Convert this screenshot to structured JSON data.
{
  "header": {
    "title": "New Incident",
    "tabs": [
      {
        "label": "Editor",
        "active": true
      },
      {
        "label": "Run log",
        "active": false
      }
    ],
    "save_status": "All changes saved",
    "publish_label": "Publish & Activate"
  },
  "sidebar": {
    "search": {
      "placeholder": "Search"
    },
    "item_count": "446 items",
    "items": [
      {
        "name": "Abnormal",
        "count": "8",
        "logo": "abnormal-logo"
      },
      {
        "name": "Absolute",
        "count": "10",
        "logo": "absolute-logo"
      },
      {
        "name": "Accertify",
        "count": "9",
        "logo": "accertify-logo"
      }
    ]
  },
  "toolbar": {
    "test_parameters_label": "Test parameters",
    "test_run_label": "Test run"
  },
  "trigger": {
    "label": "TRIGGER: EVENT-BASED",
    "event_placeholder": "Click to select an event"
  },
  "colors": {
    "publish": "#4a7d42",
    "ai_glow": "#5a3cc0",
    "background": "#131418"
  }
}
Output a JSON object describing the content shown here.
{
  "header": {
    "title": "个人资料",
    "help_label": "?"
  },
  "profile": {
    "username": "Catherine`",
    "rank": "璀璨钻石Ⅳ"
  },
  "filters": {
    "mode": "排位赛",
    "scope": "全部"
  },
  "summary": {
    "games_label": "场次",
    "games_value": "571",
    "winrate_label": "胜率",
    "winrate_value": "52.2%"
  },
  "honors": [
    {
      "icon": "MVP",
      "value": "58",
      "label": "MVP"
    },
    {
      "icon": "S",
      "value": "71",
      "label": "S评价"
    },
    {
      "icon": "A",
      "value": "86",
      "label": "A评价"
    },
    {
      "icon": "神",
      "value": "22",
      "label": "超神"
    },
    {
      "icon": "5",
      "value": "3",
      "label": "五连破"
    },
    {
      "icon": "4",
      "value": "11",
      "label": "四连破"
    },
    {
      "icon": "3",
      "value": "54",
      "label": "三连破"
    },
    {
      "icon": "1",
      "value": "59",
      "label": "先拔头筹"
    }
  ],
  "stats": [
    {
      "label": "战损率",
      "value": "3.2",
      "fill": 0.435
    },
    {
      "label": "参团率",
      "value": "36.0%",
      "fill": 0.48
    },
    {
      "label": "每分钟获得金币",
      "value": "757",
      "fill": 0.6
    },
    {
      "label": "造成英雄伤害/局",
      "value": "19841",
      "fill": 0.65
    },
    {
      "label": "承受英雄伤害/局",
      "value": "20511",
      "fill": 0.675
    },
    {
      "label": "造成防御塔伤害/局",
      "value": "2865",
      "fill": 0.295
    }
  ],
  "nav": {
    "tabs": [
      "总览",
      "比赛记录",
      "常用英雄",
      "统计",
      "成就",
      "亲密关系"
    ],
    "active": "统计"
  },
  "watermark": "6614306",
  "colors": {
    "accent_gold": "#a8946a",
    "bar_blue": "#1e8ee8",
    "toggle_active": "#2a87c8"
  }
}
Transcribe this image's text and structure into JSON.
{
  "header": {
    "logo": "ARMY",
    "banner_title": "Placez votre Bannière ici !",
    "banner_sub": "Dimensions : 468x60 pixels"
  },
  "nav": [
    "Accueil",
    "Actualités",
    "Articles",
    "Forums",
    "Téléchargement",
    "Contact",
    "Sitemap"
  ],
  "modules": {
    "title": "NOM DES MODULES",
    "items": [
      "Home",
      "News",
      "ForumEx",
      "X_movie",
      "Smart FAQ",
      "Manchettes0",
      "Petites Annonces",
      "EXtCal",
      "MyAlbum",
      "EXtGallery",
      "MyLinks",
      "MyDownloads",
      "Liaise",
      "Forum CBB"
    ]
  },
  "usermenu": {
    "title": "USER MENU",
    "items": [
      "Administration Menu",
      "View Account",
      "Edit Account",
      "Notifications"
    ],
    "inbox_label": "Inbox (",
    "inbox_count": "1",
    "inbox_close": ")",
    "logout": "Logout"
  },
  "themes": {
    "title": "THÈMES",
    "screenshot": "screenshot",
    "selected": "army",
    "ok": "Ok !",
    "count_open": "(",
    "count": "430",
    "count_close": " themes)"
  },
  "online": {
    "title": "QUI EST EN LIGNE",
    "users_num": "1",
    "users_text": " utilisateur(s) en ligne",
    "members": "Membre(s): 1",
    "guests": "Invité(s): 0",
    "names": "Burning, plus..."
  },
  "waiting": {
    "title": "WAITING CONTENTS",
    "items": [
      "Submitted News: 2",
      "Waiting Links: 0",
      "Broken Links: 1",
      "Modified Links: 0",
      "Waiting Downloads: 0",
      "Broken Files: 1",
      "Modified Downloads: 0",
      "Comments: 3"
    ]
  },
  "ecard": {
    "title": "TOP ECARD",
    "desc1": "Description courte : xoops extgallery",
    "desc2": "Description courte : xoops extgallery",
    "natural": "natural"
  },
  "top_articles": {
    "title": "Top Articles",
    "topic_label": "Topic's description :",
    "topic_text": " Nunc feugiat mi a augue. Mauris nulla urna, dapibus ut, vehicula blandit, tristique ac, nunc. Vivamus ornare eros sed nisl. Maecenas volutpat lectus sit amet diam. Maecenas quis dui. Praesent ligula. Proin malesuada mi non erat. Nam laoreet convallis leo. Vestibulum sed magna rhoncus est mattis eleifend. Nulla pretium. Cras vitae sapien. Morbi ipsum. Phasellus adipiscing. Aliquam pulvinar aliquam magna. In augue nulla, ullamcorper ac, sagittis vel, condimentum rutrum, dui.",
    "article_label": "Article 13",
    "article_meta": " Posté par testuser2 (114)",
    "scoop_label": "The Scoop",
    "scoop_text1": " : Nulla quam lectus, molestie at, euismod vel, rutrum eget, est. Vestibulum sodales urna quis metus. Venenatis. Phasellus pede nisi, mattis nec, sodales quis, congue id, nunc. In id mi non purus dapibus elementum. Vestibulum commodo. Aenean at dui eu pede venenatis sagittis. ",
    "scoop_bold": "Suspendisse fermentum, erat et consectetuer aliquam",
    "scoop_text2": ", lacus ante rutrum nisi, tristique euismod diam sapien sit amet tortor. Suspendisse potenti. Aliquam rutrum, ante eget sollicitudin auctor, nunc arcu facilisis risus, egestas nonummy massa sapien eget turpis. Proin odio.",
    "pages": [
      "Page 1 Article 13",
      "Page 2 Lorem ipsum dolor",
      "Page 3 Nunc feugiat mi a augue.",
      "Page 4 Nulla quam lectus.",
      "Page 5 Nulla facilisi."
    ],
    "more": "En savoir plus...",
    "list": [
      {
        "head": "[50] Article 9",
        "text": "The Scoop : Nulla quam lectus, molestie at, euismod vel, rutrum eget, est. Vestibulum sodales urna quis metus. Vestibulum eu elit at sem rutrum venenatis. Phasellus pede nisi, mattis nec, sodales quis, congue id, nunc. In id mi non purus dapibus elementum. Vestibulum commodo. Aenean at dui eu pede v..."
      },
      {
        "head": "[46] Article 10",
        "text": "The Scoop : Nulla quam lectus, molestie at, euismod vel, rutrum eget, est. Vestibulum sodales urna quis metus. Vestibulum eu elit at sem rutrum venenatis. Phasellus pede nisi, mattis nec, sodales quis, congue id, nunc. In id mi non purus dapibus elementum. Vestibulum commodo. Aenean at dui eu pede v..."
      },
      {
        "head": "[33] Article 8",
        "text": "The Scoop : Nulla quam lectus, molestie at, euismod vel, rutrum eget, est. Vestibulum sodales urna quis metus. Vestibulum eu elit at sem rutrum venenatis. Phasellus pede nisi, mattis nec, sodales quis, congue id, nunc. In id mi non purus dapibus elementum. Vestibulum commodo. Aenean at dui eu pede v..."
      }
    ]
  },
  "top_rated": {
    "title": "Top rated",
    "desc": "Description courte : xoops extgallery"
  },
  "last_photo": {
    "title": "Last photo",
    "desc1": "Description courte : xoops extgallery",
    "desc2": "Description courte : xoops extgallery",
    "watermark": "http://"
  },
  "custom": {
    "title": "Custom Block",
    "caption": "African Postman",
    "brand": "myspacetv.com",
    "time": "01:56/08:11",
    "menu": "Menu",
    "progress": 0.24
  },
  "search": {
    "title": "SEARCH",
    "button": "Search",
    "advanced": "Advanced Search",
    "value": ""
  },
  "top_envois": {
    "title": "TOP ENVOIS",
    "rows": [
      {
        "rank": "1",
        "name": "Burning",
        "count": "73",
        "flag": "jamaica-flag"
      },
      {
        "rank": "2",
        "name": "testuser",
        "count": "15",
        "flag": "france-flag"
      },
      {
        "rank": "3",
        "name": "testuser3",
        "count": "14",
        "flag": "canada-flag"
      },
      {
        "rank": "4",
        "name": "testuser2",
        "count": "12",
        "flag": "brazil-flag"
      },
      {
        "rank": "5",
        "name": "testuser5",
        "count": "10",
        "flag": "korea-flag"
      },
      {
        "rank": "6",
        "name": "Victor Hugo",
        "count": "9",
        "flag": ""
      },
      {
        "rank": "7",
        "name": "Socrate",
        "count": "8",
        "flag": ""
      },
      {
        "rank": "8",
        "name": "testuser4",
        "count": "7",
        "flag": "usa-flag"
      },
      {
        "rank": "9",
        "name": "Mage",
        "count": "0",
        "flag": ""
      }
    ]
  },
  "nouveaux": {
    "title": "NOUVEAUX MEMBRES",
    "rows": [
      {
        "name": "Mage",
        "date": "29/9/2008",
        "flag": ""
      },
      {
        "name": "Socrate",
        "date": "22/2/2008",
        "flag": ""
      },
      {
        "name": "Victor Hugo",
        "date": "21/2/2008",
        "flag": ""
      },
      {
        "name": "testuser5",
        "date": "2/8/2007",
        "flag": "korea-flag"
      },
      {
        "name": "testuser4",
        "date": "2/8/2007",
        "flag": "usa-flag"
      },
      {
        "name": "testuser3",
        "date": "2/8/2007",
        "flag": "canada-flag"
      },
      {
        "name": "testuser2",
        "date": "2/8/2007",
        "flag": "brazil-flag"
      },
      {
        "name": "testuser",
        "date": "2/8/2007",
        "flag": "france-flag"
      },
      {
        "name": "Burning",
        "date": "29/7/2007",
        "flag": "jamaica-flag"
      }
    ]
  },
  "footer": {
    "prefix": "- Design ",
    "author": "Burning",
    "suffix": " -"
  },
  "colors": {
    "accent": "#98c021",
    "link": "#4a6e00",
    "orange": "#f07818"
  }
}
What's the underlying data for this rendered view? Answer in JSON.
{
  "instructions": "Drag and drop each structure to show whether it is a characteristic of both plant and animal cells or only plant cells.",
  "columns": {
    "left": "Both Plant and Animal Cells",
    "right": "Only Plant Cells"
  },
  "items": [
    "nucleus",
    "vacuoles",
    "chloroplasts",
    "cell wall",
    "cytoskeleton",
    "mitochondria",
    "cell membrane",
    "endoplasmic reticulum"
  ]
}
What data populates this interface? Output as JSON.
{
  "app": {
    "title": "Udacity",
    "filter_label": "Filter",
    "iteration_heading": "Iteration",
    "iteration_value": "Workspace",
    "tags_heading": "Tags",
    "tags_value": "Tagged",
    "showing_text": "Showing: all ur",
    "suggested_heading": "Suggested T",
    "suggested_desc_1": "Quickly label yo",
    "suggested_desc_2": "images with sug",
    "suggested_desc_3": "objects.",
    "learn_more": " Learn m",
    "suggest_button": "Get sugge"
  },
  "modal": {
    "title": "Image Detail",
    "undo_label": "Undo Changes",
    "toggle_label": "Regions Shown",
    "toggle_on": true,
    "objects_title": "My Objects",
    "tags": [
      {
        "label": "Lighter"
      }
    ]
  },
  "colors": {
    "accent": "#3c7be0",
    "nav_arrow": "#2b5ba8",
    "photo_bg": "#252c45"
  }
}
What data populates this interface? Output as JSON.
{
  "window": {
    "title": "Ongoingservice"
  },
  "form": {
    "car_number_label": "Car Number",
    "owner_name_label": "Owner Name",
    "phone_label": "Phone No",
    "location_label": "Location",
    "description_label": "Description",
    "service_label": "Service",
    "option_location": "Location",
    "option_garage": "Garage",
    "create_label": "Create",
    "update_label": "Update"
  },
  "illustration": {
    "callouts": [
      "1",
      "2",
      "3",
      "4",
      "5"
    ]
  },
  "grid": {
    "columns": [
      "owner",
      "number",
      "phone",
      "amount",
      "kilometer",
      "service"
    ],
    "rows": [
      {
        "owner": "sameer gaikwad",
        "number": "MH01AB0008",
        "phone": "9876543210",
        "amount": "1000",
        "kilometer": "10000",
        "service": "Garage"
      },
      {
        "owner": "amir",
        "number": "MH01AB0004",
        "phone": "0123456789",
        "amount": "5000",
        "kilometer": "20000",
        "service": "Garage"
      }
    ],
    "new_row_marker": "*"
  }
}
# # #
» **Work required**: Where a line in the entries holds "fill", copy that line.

» **Reply to the exercise**:
      "fill": 0.435
      "fill": 0.48
      "fill": 0.6
      "fill": 0.65
      "fill": 0.675
      "fill": 0.295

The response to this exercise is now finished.